We drove through the beautiful neighborhoods of Recoleta, Palmero, and Rierto. These areas are definitely the areas with the heavy french influence, the most green space, and Alvear Avenue (referred to as the Paris of South America). This avenue boasts the first 5 star hotel in the country and is named after the Alvear family, a very prominent family involved in military, politics, and apparently also helped eliminate slavery in the country.
We drove through the city center, which is home to one of the largest streets in the world (the 9th of July Avenue–the date of the country’s independence). there are streets that are also parallel to ths avenue–but trying to cross–I mean, there must have been at least 16 lanes. The guide said the avenue was 140 meters wide… Crazy!!
We also rode through Puerto Moreno (which is the most modern and expensive part of the city and allegedly boasts rents upwards of the equivalent of $7,000 USD). The interesting thing about Puerto Moreno is that all of the streets are named after prominent Argentinian women. This area also boasts the Women’s Bridge.
But my favorite part of the tour: the LaBoca neighborhood. It was so fantastic, it deserves a separate post.
Overall the bus tour was well worth it. After the tour I decided to just do some walking around the city. The city is very walkable. The city has the Obelisco de Buenos Aires, that is very similar to the Washington Monument.
Actually, it looks just like the Washington Monument…
I stopped by the Beatles Museum (yes, there is a museum dedicated to the awesome rock band) and Corriender Street–the theater district. Corriender Street is very reminiscent of Broadway in New York..before Mayor Giuliani cleaned up the area…LOL.

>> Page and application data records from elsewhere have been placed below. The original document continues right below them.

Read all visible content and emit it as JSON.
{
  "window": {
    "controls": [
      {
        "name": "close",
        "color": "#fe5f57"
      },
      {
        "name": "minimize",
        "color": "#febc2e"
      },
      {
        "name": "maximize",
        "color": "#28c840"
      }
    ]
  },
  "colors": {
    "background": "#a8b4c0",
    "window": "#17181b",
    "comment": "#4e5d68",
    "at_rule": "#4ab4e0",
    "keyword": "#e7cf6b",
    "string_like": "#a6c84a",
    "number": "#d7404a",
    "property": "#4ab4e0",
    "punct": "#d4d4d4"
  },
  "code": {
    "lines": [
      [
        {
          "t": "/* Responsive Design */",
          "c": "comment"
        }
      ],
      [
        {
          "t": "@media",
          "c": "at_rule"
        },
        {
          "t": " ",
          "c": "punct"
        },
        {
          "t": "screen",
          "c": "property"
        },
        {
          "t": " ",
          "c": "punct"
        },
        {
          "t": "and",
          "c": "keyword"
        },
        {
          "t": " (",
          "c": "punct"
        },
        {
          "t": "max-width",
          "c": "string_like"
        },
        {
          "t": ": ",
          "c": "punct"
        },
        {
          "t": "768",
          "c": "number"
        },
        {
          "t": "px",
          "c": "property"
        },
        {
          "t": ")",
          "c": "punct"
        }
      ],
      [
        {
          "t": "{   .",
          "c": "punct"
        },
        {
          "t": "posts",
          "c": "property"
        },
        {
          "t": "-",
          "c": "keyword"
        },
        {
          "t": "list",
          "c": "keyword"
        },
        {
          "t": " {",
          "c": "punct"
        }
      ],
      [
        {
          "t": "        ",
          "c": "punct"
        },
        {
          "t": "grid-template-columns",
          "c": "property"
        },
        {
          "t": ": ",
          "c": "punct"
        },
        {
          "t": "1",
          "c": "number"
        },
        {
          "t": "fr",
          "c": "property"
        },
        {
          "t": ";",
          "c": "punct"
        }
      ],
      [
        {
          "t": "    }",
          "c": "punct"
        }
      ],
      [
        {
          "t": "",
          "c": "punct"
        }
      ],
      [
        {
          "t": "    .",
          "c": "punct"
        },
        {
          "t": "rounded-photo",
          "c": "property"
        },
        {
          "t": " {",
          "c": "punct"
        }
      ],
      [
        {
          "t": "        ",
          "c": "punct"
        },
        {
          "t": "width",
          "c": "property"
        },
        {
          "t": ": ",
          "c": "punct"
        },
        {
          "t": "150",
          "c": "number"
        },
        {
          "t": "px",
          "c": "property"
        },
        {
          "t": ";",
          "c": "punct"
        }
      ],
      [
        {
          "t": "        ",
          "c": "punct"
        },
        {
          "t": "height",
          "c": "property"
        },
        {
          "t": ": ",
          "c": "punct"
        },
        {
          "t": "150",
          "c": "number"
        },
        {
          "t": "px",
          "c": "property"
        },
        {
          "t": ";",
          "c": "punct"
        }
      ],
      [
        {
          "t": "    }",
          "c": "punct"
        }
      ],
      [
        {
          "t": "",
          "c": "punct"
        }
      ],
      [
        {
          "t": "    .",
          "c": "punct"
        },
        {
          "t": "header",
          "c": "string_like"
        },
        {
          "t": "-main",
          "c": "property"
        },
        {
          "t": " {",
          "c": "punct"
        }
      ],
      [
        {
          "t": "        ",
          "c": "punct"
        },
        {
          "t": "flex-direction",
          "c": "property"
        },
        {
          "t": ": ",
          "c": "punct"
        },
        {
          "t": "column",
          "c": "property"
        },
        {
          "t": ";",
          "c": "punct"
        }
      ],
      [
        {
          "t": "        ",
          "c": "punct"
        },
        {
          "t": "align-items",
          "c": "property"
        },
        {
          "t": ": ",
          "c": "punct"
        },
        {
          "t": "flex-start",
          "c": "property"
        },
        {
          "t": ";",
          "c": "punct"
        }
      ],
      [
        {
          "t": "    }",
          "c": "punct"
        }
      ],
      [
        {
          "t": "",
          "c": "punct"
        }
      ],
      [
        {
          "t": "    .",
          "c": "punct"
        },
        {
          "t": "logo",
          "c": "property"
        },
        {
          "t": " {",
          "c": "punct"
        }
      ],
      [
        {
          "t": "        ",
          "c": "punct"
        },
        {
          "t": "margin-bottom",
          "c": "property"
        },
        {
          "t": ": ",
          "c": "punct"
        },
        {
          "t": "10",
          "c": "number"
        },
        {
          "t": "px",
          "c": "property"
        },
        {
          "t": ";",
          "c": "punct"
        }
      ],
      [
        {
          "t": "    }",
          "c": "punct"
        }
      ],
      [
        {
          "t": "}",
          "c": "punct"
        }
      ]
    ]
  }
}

The day was long and exhausting, but I realized that I really really like this place…